- Provide new questions and challenges for more in depth questions and deeper exploration
for Teachers to
Design and Allow For:
Negotiation of how long something is explored or remains intact
Sharing of discoveries
Rigamajig brings learning to life.
Rigamajig puts the power in the hands of the child. We know that through hands-on experiences children develop the physical, emotional, and intellectual skills necessary to engage their world with confidence.
Exercising the imagination is not only exciting but has been linked to empathy and compassion. Since Rigamajig has no right or wrong answers, children imagine what to make, and figure out how to make it; Invention 101!
Rigamajig motivates playful, cooperative learning. Children make friends and share resources; “Trade you this pulley for that canvas!”, “Wanna help me make a fort?” ”Is that a giraffe?” and “Hey, will you hold this while I connect it?” are common greetings between children. And then, when playtime is over, they either take their Rigamajig contraption apart, or leave it for other children to re-imagine.
STE(A)M goals are built into the design and use of Rigamajig. By adding ART to STEM learning, each of the disciplines benefit from a creative approach and the advantages of an art process. Multiple iterations, thinking 3-dimensionally, visualizing ideas, and critical making are a few of the methods art brings.
Designing, analyzing and constructing products is at the heart of the Rigamajig. As they build, children are analyzing form and function to satisfy human and environmental needs. They construct and use simple machines, think about compression and tension, balance, properties of wood, and understand how parts relate to each other to create small systems to perform functions.
As they are designing and playing with these technological inventions, children practice problem solving. They create and play with simple machines, i.e. pulleys, ramps and screws, as well as invent new forms and functions.
Through their play, children experience the process of research, understanding, design, model building and testing and modifying that is part of every inventor’s process. Have children draw their creations and explain how they “work”.
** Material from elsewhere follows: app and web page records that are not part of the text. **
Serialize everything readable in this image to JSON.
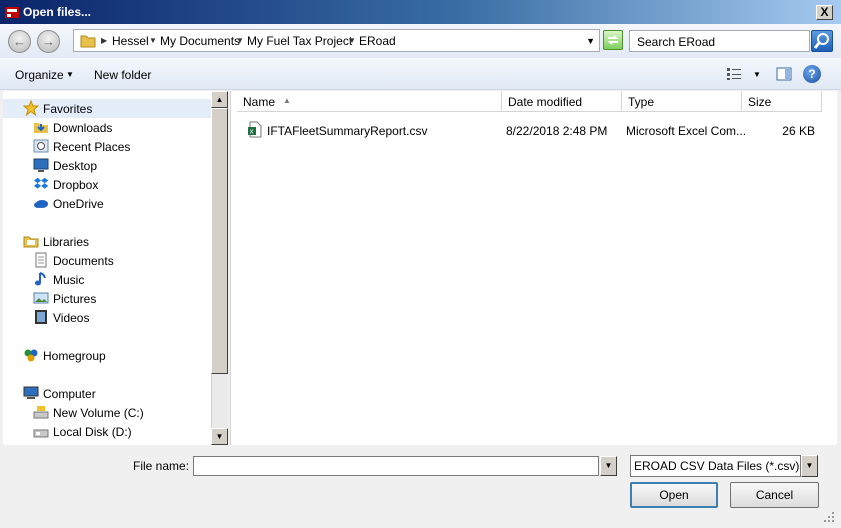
{
  "window": {
    "title": "Open files...",
    "close_glyph": "X"
  },
  "address": {
    "crumbs": [
      "Hessel",
      "My Documents",
      "My Fuel Tax Project",
      "ERoad"
    ],
    "search_placeholder": "Search ERoad"
  },
  "toolbar": {
    "organize_label": "Organize",
    "new_folder_label": "New folder",
    "help_glyph": "?"
  },
  "nav": {
    "items": [
      {
        "label": "Favorites",
        "icon": "star-icon",
        "group": true
      },
      {
        "label": "Downloads",
        "icon": "downloads-folder-icon"
      },
      {
        "label": "Recent Places",
        "icon": "recent-places-icon"
      },
      {
        "label": "Desktop",
        "icon": "desktop-icon"
      },
      {
        "label": "Dropbox",
        "icon": "dropbox-icon"
      },
      {
        "label": "OneDrive",
        "icon": "onedrive-icon"
      },
      {
        "label": "Libraries",
        "icon": "libraries-icon",
        "group": true
      },
      {
        "label": "Documents",
        "icon": "documents-icon"
      },
      {
        "label": "Music",
        "icon": "music-icon"
      },
      {
        "label": "Pictures",
        "icon": "pictures-icon"
      },
      {
        "label": "Videos",
        "icon": "videos-icon"
      },
      {
        "label": "Homegroup",
        "icon": "homegroup-icon",
        "group": true
      },
      {
        "label": "Computer",
        "icon": "computer-icon",
        "group": true
      },
      {
        "label": "New Volume (C:)",
        "icon": "drive-c-icon"
      },
      {
        "label": "Local Disk (D:)",
        "icon": "drive-d-icon"
      }
    ]
  },
  "columns": {
    "name": "Name",
    "date": "Date modified",
    "type": "Type",
    "size": "Size"
  },
  "files": [
    {
      "name": "IFTAFleetSummaryReport.csv",
      "date": "8/22/2018 2:48 PM",
      "type": "Microsoft Excel Com...",
      "size": "26 KB"
    }
  ],
  "footer": {
    "file_name_label": "File name:",
    "file_name_value": "",
    "filter_selected": "EROAD CSV Data Files (*.csv)",
    "open_label": "Open",
    "cancel_label": "Cancel"
  },
  "colors": {
    "accent": "#3c7fb1",
    "selection": "#e4eefb"
  }
}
Art goes beyond creativity, and art process involves the study of the materials, prototyping, testing and changing. Art practices thinking outside the box, and approaching problems playfully and with an open mind.
The modularity of the planks helps bring math language into children’s play. The parts work intuitively as units for easy building. Two small planks are equidistant to one large plank. This allows for geometric understandings. Clean up time is always a counting and sorting opportunity.
For young children, social studies is about learning to live, work and play within a community. The Rigamajig teaches working in small groups; developing social skills for negotiating, learning and listening to peers, and finding a voice. Have children share stories about their creations..
Play prompts for getting started
Build a Rigamajig that can lift something.
Build a Rigamajig you can get inside.
Build a contraption to take you to the center of the earth.
How many different ways can you join three pieces?
Build a contraption to send a bucket from one place to another.
Create something with four legs and a tail.
Give it a name. Make up a story about where it came from.
Build a structure that would allow you to live on a cloud.
Build a contraption that would allow you to ride a whale.
Tell a friend about your invention.
What is the tallest structure you can make with 5 pieces?
Using 15 pieces make a contraption that can hold a 10 lb. bag of potatoes.
What can you build with 20 pieces?
Tell and write how your contraptions work.
Make a structure that incorporates a balloon in a useful way.
Make a structure that incorporates an empty box.
Make a structure that incorporates a chair.
Use the Rigamajig to make a friend.
Now that you have made a structure...look at your neighbor’s creation and find a way to join your two structures to make a new one. What might it do?
Draw a picture of your Rigamajig creation and label the parts. Next, tell your neighbor instructions for how it works.
Invent your own prompts, or play without prompt!